● Dataset rows for apps and sites
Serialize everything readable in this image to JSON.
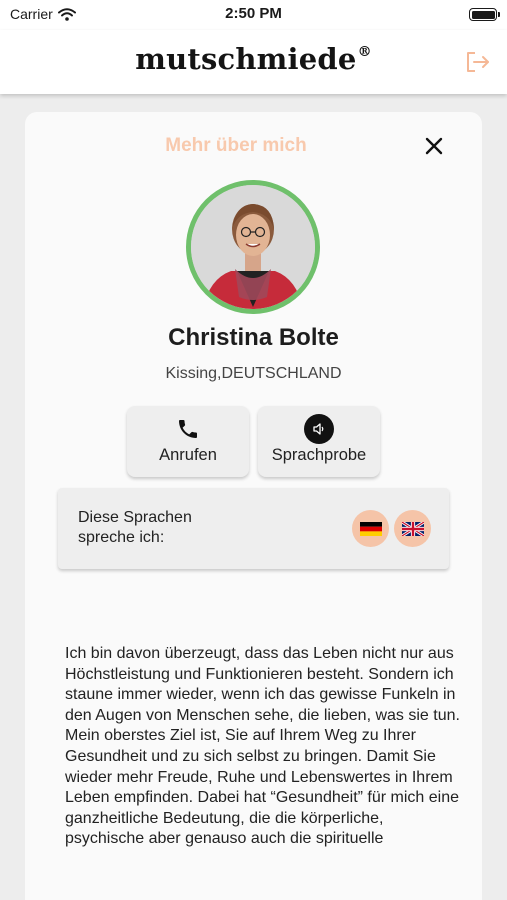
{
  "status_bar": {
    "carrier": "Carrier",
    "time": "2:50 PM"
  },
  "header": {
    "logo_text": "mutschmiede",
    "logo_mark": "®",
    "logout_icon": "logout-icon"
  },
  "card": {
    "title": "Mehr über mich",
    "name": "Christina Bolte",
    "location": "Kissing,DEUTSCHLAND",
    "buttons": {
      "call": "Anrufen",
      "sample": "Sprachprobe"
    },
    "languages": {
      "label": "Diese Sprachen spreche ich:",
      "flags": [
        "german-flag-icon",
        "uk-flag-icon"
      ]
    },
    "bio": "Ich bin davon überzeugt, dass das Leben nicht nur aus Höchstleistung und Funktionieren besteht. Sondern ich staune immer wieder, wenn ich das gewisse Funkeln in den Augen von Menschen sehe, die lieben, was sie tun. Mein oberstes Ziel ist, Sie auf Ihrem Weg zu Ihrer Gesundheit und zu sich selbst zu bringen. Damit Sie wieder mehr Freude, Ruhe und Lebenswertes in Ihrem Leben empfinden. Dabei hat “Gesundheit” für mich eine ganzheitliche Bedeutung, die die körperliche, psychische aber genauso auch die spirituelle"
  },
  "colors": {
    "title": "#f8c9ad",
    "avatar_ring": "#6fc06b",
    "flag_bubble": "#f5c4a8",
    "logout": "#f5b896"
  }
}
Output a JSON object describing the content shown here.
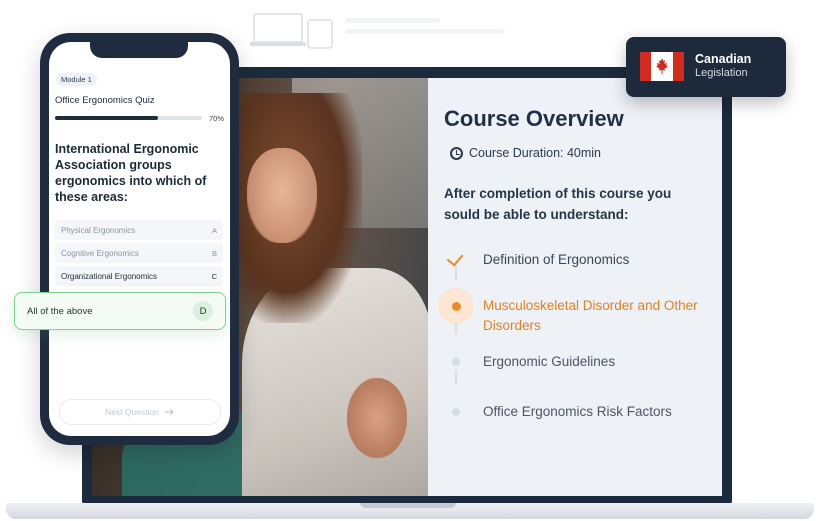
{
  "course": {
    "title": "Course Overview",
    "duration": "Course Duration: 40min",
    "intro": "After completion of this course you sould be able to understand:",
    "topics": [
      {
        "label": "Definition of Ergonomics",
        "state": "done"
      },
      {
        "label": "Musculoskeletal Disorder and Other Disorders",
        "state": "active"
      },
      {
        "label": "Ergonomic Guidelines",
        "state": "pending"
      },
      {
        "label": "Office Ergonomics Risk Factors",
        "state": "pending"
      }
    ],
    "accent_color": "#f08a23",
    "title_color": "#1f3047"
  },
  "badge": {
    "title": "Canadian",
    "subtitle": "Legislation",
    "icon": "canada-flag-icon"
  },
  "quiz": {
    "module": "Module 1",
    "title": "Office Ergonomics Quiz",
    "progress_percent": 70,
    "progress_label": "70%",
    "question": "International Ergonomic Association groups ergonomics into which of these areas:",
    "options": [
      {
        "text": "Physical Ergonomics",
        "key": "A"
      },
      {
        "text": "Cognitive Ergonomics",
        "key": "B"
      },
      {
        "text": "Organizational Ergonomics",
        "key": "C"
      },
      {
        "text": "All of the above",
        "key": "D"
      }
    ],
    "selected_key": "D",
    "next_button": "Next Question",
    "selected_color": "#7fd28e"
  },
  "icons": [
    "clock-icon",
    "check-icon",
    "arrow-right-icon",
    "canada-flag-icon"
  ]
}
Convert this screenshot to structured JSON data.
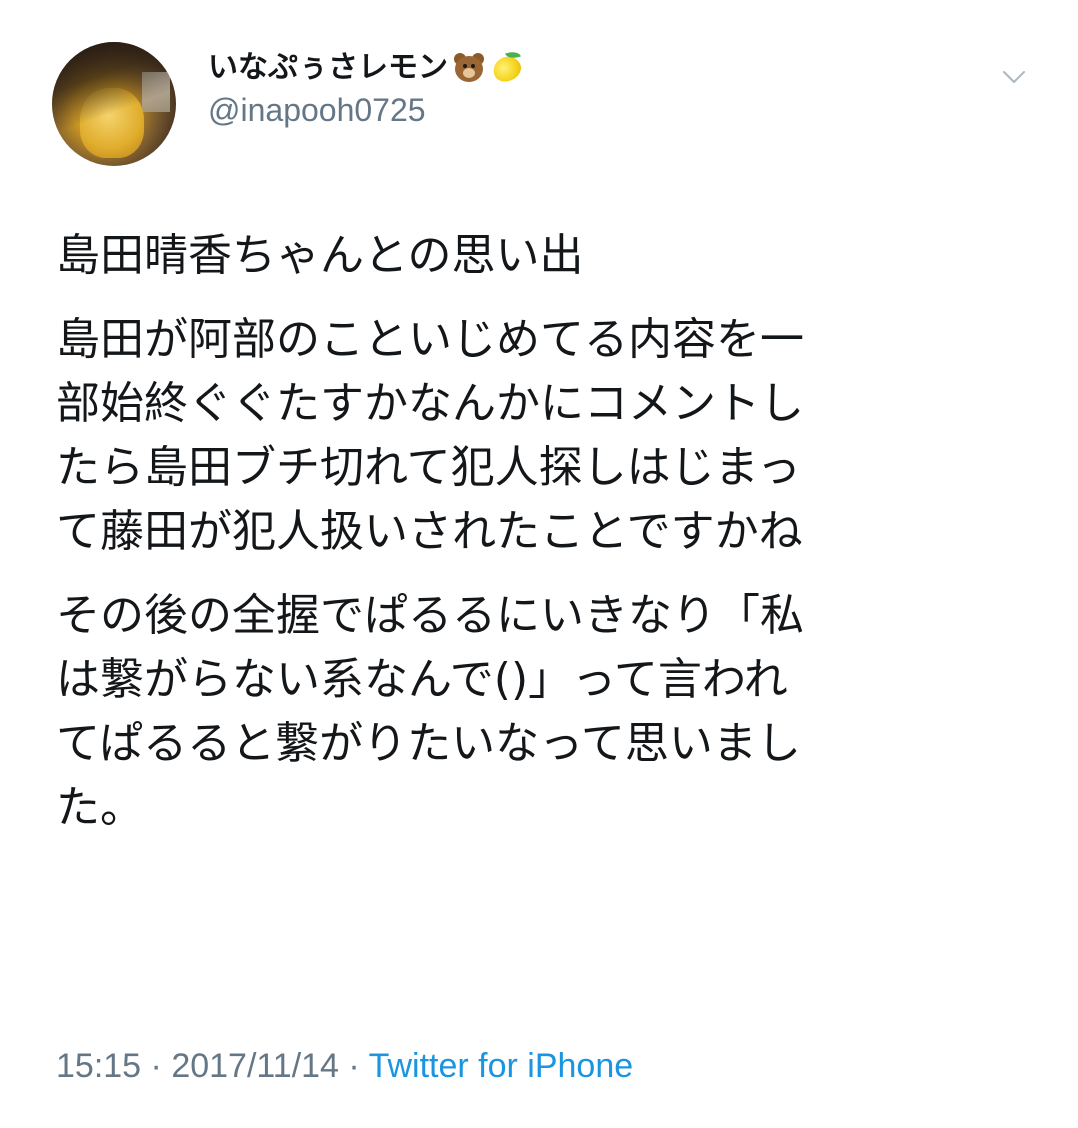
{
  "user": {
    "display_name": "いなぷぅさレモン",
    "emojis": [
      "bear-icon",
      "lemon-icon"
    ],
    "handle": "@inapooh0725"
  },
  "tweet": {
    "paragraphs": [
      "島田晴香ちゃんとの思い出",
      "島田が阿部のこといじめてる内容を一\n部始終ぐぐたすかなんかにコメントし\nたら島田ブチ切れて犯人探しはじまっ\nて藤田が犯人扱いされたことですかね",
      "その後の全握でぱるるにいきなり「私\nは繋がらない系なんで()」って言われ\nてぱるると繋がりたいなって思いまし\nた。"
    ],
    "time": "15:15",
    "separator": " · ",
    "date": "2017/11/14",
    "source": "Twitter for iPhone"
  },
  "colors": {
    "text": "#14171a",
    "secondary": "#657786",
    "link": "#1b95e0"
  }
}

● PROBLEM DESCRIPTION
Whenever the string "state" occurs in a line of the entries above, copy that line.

● RESULT FOR THIS TASK
        "state": "done"
        "state": "active"
        "state": "pending"
        "state": "pending"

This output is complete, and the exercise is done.